There’s a problem in our debates about how streets are funded, a problem that lies partly in the assumptions about who pays and who benefits, with a root cause in the effects of design on how people use a transportation network.
I pay through several mechanisms for local streets and roads and consume far less in maintenance costs than any driver. If you could make what I pay proportionate to what I use including wear and tear then in all probability the city would owe me a refund on my property taxes, sales taxes, and real estate excise tax, but that isn’t how our system works and I’m not proposing it should be.
People who don’t have kids in school still help pay for schools because it’s part of having a civilized society—ditto for higher education. Someday those “other people’s kids” will diagnose and treat their illnesses, repair the elevators they ride in, produce the TV (or YouTube) shows they watch, and keep the power and water running to their homes.
I help pay for freeways that I rarely use so they are there when I need them and so goods can come to town that I will purchase—like my bike.
People who never drive pay for streets because that’s how our food, medicine, and other essentials get here.
We all pay every day for things that benefit us indirectly.
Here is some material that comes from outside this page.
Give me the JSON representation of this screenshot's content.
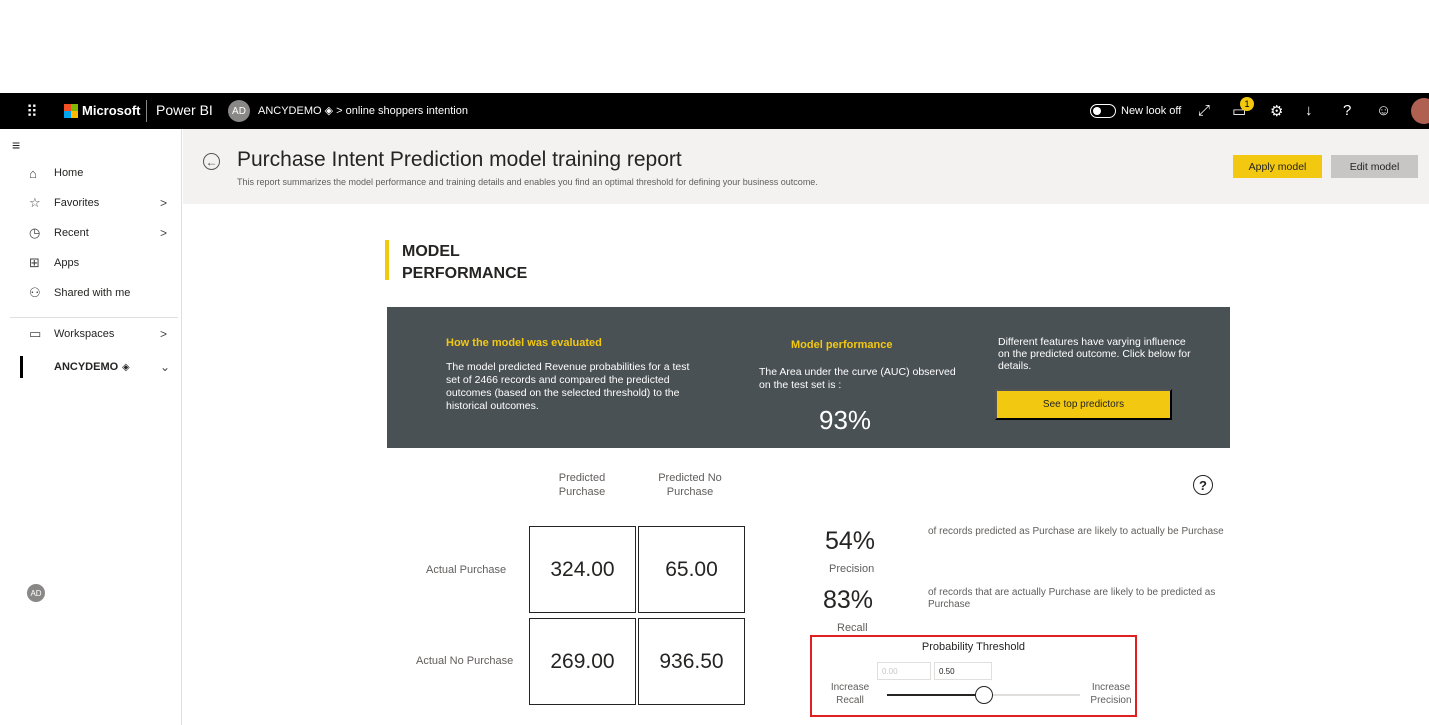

Similarly, people who don’t ride bikes benefit from those of us who do because we don’t take up a parking space, we don’t pollute the air, we don’t tear apart the streets the way all you people who had studded tires on your cars all winter long on the dry pavement did, and we keep healthcare costs down, among other benefits.
Helping pay for a transportation network that includes bike, pedestrian, and transit infrastructure you don’t (think you’ll) use is part of creating a system for everyone, including those who cannot or should not drive.
There’s another problem with saying “Here’s who uses the streets today, so that’s who should continue to get that much of the street system”: It ignores the way past street funding decisions altered human behavior and eliminated choice.
We are path-dependent in our public policies: What we did in the past shapes what we look at now.
Saying autos should get 90% of the funding because autos are 90% of the mode share ignores the way we have been socially engineered into the transportation system of today. A commenter on a Scientific American piece about the American love affair with cars (a phrase that was an advertising ploy originally) said in all seriousness that “We need to maintain the right to go where we want, when and how we want” in apparently arguing against infrastructure for modes other than cars. So if I want to travel using some mode other than a car….?
Play a little thought game with me: If, 40 years ago, we had started putting bike lanes on every street, what percentage of mode split do you think you would observe today? (Hint: Take a look at The Netherlands to see.)
Given projected population growth, do you really want every person who’s going to move to your city or county to be in front of you at every stop light going forward, cutting you off at the next light in order to beat you to the last parking spot?
While you may not want to change your choice of transportation, you may well hope that a few of those people will ride the bus–one vehicle instead of many–or will get to work in some way that doesn’t take up as much room as an entire car in front of you.
And here’s the funny thing: If we build more street capacity to accommodate the projected population growth, more people will drive and the capacity will rapidly disappear. The only long-term solution to congestion is to enable those people who want to–or who have to–to make a mode shift to take transit, bike, or walk.
Changing our street designs going forward–incrementally, in ways that make sense for the context of the individual streets, which is what a complete streets approach calls for–will create choices we don’t currently have.
Drivers will benefit from decreased competition for scarce resources like parking. You don’t lose, you gain, if someone else rides a bike, gets on the bus, or walks a few blocks instead of moving the car time and time again.
I grew up in America, which I think of as the land of the free. We’re not truly free if engineers (directed by politics) 50 years ago created a system that took away some of our choices. Let’s take them back.
“America still stands for freedom – but it is no longer just the freedom of the open road. Freedom to multitask while we travel. Freedom to access social networks, buy goods and services, and conduct business without sitting in traffic. Freedom to live in clean, healthy environments. In such a world, planning to accommodate more and more driving when the customer is signalling a desire for new transportation services makes no sense.” -David Burwell in America’s Love Affair with the Motor Car is Running on Empty, Carnegie Endowment
- Going Dutch: With its enviable waistlines (and lifespans) Holland’s two-wheel culture is something America should emulate. By former Republican Congressman George Nethercutt in The Pacific Northwest Inlander
- Don’t Settle for Incomplete Streets!
- North Spokane Corridor Multi-Modal Facility information: Freeways of 40 years ago weren’t planned with an adjacent bike/pedestrian trail. This represents some progress.
- Why Building New Roads Doesn’t Ease Congestion
- Why America’s Love Affair with Cars Is No Accident, in Scientific American
- America’s Love Affair with the Motor Car Is Running on Empty, from the Carnegie Endowment
- The Obscure History of Suburbia
- The Streetcar Conspiracy: How General Motors Deliberately Destroyed Public Transit
- Who Really Pays for Streets? We All Do.